Hemorrhoids (or piles) is a term that describes swollen and bulging blood vessels in the lower rectum and anal canal. Hemorrhoids represent a part of the normal anatomy of the wall of the anal canal that helps in stool control. They become a problem in case of inflammation, swelling, or thrombosis. The term “hemorrhoids” causes some confusion because it describes the normal and pathological state. But here, we will use it for the pathology. According to the site of hemorrhoids, we classify them into two types: internal and external hemorrhoids. The symptoms depend on which type you have. Internal hemorrhoids develop in the lower rectum and often cause painless rectal bleeding. Also, internal hemorrhoids may prolapse and protrude through the anus and cause potential problems, such as itching and pain. On the other hand, external hemorrhoids develop under the anal skin and irritate it, which results in an uncomfortable condition. Also, external hemorrhoids are susceptible to thrombosis, which causes acute and severe painful swelling.
Hemorrhoids are one of the most common causes of anal complaints. About 50% to 65% of the population experience some of the symptoms of hemorrhoids at some point in their lives. The risk of hemorrhoids increases with age and peaks between 45 and 65 years, but external hemorrhoids are common among middle-aged adults. It affects both sexes at an equal rate (no sex prediction), but the pregnancy may increase the risk.
The exact cause of hemorrhoid is unknown, but some risk factors predispose to the condition, such as a low-fiber diet, straining, and constipation.
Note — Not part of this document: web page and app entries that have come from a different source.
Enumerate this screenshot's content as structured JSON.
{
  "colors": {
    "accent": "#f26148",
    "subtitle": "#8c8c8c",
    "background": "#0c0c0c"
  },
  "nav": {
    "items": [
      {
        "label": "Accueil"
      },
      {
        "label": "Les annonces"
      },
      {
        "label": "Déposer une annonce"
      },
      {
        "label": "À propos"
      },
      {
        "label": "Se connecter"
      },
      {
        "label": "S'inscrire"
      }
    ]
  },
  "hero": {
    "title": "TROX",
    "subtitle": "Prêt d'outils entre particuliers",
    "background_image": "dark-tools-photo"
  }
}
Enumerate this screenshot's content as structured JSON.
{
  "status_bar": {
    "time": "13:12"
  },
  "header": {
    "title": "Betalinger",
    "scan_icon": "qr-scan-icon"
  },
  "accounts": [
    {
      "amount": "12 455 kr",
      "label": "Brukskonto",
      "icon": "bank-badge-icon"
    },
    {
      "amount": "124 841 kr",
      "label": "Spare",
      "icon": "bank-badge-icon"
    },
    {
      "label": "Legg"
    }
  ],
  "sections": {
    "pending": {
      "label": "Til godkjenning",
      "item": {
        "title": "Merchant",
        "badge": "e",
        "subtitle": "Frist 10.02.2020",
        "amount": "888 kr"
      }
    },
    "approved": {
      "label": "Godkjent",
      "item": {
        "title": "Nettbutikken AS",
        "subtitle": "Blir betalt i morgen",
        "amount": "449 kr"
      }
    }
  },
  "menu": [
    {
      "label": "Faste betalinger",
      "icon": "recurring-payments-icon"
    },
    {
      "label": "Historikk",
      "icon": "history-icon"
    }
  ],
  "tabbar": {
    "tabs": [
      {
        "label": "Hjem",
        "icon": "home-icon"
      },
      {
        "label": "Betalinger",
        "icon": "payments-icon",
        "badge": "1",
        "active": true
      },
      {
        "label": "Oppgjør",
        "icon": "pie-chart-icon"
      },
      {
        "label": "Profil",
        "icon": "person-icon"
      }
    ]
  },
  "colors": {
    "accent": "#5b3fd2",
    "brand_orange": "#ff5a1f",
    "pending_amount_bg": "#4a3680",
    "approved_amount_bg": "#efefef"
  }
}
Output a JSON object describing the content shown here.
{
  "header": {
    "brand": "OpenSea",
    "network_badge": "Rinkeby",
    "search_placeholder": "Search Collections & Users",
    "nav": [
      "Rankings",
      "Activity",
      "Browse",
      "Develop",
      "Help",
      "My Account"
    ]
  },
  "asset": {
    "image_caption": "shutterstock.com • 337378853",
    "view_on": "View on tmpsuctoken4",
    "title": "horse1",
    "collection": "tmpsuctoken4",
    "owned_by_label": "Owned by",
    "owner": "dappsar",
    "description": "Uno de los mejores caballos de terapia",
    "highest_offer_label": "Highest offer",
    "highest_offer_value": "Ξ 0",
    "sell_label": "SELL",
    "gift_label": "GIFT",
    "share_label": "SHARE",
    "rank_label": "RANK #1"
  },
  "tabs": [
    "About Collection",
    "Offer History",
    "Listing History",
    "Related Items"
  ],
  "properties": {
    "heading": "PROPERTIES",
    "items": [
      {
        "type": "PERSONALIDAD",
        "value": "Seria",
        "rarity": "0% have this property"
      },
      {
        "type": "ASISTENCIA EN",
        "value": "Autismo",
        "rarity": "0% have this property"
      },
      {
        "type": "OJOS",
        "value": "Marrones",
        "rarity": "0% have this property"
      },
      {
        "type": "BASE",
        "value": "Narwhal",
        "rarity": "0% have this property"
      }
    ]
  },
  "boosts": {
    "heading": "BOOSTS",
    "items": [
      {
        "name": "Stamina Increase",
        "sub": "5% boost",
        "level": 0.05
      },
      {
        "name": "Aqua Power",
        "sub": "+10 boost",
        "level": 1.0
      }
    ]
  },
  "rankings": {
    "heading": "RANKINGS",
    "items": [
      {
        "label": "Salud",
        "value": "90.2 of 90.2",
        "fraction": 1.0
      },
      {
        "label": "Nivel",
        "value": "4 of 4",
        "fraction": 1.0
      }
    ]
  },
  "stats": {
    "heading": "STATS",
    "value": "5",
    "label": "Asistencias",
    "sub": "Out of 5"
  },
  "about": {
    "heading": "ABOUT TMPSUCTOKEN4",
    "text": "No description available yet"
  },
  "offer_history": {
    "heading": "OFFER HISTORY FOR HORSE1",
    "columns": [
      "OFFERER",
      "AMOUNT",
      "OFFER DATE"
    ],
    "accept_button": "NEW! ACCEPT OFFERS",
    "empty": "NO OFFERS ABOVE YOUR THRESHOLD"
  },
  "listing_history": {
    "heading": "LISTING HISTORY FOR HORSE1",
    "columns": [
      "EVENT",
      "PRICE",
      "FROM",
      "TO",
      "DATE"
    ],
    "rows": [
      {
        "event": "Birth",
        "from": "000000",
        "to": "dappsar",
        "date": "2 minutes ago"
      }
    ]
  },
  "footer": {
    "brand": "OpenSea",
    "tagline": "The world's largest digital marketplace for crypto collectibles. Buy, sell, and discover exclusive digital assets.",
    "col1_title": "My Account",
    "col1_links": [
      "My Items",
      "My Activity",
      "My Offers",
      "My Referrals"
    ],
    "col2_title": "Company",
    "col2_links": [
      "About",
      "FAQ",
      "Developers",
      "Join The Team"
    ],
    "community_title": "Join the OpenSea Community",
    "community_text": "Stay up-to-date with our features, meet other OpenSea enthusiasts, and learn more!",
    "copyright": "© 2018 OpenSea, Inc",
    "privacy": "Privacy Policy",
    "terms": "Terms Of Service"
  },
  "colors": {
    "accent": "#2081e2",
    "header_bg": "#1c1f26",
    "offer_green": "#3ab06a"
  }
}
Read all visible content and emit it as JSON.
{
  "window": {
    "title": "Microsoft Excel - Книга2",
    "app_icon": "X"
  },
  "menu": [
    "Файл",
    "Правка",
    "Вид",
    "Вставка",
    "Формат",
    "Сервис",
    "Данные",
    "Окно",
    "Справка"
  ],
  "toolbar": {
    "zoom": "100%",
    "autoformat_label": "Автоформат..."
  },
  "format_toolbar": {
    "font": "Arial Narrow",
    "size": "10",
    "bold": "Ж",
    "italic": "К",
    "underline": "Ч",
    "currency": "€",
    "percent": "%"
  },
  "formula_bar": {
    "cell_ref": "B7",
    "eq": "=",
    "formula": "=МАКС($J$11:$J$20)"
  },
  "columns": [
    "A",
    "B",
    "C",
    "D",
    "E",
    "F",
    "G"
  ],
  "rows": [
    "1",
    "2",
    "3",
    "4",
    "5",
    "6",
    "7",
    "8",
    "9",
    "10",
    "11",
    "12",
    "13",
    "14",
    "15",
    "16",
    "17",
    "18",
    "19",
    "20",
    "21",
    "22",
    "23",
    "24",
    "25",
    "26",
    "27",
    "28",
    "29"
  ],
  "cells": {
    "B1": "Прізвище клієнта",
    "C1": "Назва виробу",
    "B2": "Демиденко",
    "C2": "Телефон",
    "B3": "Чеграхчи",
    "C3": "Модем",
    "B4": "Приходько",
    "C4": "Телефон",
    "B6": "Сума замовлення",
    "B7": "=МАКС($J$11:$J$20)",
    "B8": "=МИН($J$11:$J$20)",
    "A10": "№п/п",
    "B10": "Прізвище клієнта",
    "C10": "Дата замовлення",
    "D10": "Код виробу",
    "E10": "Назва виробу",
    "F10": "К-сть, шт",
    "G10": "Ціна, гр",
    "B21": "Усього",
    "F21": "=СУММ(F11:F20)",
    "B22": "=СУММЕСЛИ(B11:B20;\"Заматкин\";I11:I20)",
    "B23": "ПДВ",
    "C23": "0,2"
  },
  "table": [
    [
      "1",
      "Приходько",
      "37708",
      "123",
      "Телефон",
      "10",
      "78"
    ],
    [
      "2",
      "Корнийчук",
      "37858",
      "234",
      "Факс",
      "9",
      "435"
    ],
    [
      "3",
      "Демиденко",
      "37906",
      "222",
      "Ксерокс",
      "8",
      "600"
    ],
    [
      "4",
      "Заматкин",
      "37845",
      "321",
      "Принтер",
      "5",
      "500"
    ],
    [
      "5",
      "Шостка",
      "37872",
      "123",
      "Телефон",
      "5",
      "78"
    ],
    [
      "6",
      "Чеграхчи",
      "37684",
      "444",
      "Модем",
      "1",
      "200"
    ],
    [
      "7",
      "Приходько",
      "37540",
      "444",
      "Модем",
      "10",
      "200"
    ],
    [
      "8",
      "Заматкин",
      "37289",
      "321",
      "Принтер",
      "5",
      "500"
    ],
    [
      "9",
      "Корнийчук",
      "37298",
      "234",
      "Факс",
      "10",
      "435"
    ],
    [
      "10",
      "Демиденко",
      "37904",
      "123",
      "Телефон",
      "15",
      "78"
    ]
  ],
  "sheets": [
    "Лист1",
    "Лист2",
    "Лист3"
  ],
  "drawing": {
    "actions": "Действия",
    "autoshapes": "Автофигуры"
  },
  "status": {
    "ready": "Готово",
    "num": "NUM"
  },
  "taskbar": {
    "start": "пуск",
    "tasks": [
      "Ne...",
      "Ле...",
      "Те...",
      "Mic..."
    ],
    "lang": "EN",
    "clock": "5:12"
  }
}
A simple history and physical examination can diagnose hemorrhoids. But your doctor may need to exclude other more serious diseases (like colon cancer and ulcerative colitis), especially in the case of rectal bleeding. To confirm the diagnosis and rule out the other conditions, your doctor may do a colonoscopy.
Hemorrhoids don’t require treatment if they are asymptomatic. Management includes conservative management, minor procedures, and surgery. The initial measures, such as adequate hydration and high fiber intake, improve the condition. Analgesics may help in pain relief, and some topical creams may decrease the itching. If the conservative management failed to control the symptoms, the doctor would do some minor procedures -at the office- to shrink or remove the hemorrhoids. Surgery becomes an option after the failure of the other measures. The best treatment for hemorrhoids is prevention by diet and lifestyle modification.
Generally, most cases resolve without treatment or with conservative treatment alone, but some complications may occur, such as infection, ulceration, and thrombosis.
In this article, we will answer -in detail- the following questions about hemorrhoids:
- What are the symptoms and types of hemorrhoids?
- What are the causes and risk factors of hemorrhoids?
- How can doctors diagnose this condition and confirm their diagnosis?
- When do these patients need treatment? And, what are the treatment options for hemorrhoids?